**ASSIGNMENT**: Please copy each line of the records below that includes the word "JSON".

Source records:
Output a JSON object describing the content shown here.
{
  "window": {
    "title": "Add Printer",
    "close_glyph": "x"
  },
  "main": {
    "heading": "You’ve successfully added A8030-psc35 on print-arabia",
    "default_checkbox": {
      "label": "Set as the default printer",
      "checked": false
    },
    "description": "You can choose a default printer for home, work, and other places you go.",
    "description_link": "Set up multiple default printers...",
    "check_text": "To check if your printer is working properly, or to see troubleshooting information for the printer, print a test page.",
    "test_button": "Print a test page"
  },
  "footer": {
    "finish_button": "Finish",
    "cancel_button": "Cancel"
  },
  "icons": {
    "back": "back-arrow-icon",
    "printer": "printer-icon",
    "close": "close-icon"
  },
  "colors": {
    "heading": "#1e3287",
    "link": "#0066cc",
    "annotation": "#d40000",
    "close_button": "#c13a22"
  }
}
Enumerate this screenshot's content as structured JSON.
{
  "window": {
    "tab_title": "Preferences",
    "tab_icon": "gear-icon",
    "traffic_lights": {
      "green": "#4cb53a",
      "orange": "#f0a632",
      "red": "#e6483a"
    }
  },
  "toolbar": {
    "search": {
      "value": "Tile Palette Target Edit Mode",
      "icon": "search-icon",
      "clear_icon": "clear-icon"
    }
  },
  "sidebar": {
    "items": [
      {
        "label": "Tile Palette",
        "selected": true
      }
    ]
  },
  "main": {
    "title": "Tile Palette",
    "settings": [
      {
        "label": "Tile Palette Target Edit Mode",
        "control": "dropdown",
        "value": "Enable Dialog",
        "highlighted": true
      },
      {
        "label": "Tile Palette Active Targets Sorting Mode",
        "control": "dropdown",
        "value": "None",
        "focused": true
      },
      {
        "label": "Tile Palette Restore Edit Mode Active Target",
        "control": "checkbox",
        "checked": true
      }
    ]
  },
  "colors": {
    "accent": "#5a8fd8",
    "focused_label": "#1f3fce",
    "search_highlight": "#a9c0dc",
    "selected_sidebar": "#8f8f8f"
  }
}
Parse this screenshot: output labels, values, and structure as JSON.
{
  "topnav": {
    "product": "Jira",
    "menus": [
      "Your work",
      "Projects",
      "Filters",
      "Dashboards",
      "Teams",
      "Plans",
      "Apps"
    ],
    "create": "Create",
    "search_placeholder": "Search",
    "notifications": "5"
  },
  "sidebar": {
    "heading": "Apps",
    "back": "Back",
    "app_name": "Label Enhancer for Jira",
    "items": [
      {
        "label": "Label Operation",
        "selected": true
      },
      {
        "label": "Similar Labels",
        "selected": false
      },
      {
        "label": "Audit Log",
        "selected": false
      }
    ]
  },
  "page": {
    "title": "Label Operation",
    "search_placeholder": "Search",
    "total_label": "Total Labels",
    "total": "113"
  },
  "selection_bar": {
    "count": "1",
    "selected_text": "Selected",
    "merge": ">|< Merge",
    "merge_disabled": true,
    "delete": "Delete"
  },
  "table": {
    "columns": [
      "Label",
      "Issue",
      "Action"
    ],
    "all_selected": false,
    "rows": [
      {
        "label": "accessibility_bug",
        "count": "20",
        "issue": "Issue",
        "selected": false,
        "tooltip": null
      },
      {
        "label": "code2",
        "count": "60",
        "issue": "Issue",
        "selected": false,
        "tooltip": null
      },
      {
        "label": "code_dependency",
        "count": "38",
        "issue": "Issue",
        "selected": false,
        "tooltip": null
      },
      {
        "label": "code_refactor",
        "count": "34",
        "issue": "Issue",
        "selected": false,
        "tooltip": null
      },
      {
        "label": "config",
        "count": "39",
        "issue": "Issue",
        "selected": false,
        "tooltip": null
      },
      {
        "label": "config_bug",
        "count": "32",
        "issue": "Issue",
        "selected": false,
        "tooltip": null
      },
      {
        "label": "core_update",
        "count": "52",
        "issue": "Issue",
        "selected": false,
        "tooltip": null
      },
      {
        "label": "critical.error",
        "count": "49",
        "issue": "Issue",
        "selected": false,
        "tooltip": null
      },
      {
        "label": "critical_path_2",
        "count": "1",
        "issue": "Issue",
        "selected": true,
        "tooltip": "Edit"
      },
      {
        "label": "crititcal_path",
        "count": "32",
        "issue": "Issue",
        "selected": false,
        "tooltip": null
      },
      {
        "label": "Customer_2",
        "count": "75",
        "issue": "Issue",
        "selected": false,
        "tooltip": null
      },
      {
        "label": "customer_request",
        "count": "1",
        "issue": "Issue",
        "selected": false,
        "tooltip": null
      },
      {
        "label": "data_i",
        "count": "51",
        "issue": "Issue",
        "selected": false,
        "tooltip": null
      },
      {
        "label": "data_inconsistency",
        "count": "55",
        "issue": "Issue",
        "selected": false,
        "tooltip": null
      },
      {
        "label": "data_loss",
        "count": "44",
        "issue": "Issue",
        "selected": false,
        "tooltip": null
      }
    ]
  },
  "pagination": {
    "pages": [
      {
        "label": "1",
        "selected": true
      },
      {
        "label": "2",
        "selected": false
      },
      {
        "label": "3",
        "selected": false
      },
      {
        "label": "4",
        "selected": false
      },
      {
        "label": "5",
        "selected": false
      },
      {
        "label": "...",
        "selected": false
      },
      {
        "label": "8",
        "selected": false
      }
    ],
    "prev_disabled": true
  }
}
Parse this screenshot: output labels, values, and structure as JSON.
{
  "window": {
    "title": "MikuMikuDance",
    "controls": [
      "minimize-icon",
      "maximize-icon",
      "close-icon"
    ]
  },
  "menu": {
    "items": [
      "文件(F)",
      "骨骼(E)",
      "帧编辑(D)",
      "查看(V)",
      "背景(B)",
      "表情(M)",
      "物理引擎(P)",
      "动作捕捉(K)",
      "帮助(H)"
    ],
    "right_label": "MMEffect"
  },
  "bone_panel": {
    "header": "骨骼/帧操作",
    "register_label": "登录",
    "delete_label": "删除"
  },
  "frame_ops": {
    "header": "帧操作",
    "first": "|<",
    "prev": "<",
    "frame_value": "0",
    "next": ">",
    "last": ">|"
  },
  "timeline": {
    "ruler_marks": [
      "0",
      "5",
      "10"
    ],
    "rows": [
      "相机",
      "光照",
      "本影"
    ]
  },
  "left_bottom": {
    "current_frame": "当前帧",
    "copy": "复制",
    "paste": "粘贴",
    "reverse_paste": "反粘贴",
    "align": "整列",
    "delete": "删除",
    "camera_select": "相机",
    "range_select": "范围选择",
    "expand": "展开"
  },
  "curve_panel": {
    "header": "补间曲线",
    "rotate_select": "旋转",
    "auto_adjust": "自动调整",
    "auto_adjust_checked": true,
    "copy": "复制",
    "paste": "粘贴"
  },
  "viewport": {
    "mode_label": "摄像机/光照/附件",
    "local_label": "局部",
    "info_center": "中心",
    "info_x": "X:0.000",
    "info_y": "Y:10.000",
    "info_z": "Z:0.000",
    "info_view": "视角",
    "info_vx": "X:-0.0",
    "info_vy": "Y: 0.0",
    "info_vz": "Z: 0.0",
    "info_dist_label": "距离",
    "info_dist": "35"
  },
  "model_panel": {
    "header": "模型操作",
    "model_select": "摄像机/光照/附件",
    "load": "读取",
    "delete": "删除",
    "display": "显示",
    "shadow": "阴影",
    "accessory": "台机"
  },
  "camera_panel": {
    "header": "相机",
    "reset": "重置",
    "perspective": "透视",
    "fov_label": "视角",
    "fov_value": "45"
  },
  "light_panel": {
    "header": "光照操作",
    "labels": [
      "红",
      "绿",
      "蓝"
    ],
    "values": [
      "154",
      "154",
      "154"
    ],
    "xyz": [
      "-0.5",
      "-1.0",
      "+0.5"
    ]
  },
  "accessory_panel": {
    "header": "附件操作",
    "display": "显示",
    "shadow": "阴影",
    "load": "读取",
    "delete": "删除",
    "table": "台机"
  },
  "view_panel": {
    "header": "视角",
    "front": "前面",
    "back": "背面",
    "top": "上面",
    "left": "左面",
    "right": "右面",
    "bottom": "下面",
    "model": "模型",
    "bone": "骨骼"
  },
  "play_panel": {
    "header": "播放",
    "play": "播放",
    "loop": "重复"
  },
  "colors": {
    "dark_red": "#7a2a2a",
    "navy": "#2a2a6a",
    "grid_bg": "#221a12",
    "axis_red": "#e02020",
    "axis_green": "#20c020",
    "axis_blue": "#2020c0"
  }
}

**RESULT**:
Output a JSON object describing the content shown here.
Enumerate this screenshot's content as structured JSON.
Parse this screenshot: output labels, values, and structure as JSON.
Parse this screenshot: output labels, values, and structure as JSON.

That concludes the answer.